OK, and that above has convinced me to completely change my direction on the feelings I had for this post. Originally I was planning and pointing out how much I missed Thanksgiving this year, when really I guess I did what I normally would (even if it did technically come a week later). I should mention the weird feeling I got explaining Thanksgiving to a class of kids who literally had no clue what I was talking about, but really I think those moments do more to remind me everything I miss from America.
Anyway, living in a foreign country full of people in the same situation with a pretty strong network of events or communication it seems pretty obvious that there’d be more than one somewhat traditional Thanksgiving celebration. Even the night before, gathered in an apartment for a “California beach” party wearing shorts and eating Costco sheet cake, a group of us were discussing what types of foods we’d contribute to the weekend potluck. I’d really considered trying to put something together at the last moment: mashed potatoes, fruit salad, steamed vegetables. I think apart from laziness I just lack any sort of equipment to make a decent dish (in my small sized kitchen), and despite being days away from a paycheck I was (as it always magically seems to be around this time of the month) strapped for cash. Thus, I decided to just pay the fee and enjoy the joys everyone else felt like sharing.
I think we were there for a good four hours, and damn I was glad we got there early. I think the last time I was at a potluck was my senior college year of cross country running, an annual event after our first home race, and that–after from delicious baked goods–had nothing to compete with this. There were Japanese, Irish, Vietnamese, Chinese, American, and so on dishes of all variety. It seemed like every time I finished my plate and felt like I was finally full, someone new would show up and put a different dish on the table. (Really, I should’ve thought ahead before typing this and eaten something because now I’m craving it all again). It really was a Thanksgiving dinner because I kept eating and feeling good and eating some more.
Apart from the food, it was really just good to see everyone again. I mentioned earlier about how obvious it would be that the powers that be would organize an event to get all us (majority American) foreigners together for the holiday, but I often forget just how many of us foreigners there are (a really bad problem when I have to avoid using someone’s name I’ve forgotten after three months). Not only foreigners, but also local Japanese people showed up to join in the celebration. As someone who usually spends a Sunday cleaning, vegging, or just generally sticking to his apartment, it was a good occasion to get out and enjoy the community that I can’t always interact with.
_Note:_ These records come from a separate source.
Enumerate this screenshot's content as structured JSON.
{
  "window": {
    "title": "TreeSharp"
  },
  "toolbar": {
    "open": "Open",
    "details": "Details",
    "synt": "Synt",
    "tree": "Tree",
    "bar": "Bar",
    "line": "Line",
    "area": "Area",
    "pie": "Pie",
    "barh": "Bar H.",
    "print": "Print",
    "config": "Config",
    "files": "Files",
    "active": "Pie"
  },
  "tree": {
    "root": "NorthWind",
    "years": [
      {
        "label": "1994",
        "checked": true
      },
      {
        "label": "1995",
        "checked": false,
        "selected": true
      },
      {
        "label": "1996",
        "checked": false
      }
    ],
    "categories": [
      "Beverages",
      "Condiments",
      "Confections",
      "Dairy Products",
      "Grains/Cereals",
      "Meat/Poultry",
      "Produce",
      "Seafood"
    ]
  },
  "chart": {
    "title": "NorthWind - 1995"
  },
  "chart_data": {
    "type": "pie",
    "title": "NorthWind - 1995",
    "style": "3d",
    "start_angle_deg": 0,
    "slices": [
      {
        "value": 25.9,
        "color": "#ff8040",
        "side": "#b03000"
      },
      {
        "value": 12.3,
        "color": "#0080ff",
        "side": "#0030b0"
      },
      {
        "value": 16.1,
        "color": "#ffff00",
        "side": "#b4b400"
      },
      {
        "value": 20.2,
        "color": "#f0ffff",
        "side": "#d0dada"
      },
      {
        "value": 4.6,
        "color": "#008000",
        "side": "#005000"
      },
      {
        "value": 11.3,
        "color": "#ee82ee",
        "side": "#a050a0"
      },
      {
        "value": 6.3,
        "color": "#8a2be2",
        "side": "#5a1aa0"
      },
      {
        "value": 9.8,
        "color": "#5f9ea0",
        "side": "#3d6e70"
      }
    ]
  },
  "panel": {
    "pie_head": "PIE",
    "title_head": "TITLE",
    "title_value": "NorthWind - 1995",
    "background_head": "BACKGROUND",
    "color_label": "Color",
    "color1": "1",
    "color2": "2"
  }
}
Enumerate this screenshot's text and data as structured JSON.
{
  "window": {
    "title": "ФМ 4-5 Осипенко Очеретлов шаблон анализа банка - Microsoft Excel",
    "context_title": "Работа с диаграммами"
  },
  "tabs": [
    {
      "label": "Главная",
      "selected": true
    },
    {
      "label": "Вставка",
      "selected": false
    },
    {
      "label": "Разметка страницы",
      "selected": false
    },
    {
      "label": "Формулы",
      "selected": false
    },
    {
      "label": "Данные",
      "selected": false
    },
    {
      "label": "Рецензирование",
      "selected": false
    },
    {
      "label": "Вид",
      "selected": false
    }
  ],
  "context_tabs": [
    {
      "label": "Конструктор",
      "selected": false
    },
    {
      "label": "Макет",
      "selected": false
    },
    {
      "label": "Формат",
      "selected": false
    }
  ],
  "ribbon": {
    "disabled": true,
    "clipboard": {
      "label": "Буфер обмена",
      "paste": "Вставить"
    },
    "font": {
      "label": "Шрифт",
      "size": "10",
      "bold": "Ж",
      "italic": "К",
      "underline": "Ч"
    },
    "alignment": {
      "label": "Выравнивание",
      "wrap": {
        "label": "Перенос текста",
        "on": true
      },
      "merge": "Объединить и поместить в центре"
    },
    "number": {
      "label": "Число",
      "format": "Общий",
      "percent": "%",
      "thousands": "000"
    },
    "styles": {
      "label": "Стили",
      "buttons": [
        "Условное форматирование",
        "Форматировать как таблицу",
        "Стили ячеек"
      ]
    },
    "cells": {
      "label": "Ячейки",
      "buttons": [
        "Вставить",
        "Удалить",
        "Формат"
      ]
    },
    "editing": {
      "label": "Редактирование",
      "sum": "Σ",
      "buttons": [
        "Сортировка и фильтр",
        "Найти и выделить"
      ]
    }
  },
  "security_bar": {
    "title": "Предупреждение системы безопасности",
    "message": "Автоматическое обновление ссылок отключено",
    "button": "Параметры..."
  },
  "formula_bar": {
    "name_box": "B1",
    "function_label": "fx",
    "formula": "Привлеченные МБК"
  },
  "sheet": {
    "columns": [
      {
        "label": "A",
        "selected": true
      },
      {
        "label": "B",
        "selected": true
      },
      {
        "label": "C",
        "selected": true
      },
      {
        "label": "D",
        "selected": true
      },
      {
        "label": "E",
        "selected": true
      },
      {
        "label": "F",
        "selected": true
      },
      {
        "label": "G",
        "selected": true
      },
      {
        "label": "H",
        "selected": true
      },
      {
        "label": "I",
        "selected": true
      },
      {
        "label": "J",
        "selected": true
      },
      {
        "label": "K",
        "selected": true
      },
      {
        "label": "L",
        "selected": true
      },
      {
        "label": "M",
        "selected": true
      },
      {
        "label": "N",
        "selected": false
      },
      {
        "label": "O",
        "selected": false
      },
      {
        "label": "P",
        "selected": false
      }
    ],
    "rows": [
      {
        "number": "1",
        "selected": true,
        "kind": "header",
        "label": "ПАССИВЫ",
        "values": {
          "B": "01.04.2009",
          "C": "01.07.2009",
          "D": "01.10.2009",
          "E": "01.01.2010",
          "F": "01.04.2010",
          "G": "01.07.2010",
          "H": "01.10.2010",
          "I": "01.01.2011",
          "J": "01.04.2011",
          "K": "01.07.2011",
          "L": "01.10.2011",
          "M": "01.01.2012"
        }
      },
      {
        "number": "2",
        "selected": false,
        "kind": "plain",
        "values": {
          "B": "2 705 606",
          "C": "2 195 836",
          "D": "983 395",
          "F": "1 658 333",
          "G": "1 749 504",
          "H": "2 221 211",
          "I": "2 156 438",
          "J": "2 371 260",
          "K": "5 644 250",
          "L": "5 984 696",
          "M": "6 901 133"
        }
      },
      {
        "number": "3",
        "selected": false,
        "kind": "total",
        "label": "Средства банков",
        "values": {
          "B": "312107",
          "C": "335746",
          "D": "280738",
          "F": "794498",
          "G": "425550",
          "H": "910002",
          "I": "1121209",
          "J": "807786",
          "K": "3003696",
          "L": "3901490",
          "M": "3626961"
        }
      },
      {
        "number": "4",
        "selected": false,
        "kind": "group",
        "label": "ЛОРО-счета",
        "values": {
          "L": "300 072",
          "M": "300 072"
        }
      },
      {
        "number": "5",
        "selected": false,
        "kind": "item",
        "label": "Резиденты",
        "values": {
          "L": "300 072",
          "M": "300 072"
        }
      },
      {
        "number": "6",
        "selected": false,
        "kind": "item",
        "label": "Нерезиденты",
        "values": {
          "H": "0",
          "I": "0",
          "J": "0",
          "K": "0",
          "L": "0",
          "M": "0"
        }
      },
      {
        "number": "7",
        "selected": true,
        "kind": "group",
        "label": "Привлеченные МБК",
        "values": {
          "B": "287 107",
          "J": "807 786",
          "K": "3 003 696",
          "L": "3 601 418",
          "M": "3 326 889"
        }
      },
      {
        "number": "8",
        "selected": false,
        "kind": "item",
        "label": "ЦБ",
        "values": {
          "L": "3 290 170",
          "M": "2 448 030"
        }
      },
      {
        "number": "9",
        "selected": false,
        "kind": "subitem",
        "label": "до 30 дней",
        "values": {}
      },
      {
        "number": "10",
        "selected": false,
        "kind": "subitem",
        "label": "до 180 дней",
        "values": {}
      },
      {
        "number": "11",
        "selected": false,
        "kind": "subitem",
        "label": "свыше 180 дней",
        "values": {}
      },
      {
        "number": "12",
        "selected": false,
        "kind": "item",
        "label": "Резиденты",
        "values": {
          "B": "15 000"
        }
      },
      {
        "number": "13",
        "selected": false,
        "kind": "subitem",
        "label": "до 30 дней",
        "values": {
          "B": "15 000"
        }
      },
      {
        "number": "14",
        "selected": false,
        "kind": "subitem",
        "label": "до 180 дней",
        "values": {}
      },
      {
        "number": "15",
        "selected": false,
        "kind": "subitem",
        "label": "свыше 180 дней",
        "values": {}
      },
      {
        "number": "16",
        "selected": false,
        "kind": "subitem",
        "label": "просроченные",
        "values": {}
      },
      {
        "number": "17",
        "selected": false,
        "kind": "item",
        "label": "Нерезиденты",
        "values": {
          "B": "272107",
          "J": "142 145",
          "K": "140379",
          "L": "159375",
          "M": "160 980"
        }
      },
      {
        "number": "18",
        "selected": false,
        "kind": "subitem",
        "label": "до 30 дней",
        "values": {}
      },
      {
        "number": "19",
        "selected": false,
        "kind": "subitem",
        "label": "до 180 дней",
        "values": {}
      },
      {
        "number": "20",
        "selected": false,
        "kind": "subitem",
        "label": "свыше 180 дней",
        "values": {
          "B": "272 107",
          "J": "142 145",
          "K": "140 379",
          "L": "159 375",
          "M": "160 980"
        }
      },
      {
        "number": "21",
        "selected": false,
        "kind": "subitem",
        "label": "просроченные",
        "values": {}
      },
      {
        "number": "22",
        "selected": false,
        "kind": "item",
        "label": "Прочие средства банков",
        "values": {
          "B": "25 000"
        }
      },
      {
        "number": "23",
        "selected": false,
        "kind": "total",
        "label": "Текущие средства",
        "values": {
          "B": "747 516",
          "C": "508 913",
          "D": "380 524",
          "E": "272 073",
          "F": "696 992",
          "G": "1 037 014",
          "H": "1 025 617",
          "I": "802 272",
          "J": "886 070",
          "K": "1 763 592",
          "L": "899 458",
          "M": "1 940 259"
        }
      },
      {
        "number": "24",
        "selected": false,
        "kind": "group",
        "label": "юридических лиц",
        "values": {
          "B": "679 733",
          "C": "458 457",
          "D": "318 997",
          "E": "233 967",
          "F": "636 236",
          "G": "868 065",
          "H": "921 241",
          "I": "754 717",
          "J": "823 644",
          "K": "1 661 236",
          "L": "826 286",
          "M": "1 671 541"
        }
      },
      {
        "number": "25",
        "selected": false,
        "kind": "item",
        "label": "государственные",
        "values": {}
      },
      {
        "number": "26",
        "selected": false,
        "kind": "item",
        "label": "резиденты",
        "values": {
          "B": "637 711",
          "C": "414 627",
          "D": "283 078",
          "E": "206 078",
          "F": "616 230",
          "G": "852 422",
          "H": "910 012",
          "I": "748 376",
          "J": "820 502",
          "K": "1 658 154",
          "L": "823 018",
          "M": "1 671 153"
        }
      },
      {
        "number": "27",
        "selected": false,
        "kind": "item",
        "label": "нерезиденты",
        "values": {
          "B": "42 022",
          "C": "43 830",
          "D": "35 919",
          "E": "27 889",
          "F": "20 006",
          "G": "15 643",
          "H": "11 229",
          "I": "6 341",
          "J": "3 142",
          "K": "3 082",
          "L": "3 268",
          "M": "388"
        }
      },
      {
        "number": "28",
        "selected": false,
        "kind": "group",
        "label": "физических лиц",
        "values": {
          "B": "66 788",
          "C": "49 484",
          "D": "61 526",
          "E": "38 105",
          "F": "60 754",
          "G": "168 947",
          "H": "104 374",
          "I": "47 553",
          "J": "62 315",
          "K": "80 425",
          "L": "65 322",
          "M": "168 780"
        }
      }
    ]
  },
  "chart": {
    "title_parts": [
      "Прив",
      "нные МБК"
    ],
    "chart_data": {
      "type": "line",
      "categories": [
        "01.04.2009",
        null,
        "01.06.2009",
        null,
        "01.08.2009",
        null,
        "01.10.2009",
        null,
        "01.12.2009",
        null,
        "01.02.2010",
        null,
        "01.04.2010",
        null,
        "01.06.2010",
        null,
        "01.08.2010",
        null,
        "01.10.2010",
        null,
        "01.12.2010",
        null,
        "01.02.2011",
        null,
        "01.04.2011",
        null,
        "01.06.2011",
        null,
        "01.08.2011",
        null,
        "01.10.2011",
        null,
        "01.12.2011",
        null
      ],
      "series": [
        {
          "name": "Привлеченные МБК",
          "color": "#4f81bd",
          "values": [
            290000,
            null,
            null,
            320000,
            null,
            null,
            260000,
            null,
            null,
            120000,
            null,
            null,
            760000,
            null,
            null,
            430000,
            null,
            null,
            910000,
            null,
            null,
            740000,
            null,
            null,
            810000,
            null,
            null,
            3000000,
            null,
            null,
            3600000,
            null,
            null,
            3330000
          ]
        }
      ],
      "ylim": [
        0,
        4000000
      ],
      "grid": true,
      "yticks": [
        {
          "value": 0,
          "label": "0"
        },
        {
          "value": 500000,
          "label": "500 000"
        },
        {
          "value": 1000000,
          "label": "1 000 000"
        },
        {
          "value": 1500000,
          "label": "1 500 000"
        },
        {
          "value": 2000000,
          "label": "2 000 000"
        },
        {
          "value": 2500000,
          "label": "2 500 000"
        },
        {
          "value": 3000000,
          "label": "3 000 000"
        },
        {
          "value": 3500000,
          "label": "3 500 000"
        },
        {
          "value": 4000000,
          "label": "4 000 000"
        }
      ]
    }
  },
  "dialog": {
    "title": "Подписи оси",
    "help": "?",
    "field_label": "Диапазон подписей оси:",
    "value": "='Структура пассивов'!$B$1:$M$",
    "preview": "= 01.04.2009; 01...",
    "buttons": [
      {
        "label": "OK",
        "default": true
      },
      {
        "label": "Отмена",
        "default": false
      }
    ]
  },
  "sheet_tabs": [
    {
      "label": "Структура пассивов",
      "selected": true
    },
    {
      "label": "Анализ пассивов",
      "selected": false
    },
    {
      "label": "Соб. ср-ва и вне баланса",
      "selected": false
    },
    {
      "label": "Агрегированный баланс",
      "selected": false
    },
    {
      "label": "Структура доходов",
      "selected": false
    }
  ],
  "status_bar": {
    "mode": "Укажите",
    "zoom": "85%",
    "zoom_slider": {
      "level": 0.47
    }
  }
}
And the food, again, was fantastic. I even had to pull off the remnant of one of the five or so turkey’s they brought in because of how quickly they were devoured. Really between the Irish soup, the home-baked bread, the eggnog, and the no-bake cookies, the turkey was the least of my options. I really need to practice more varieties of cooking now, or at least figure out where everyone gets their ingredients. I think the biggest hub is Costco, and oh, how I long to get to Costco.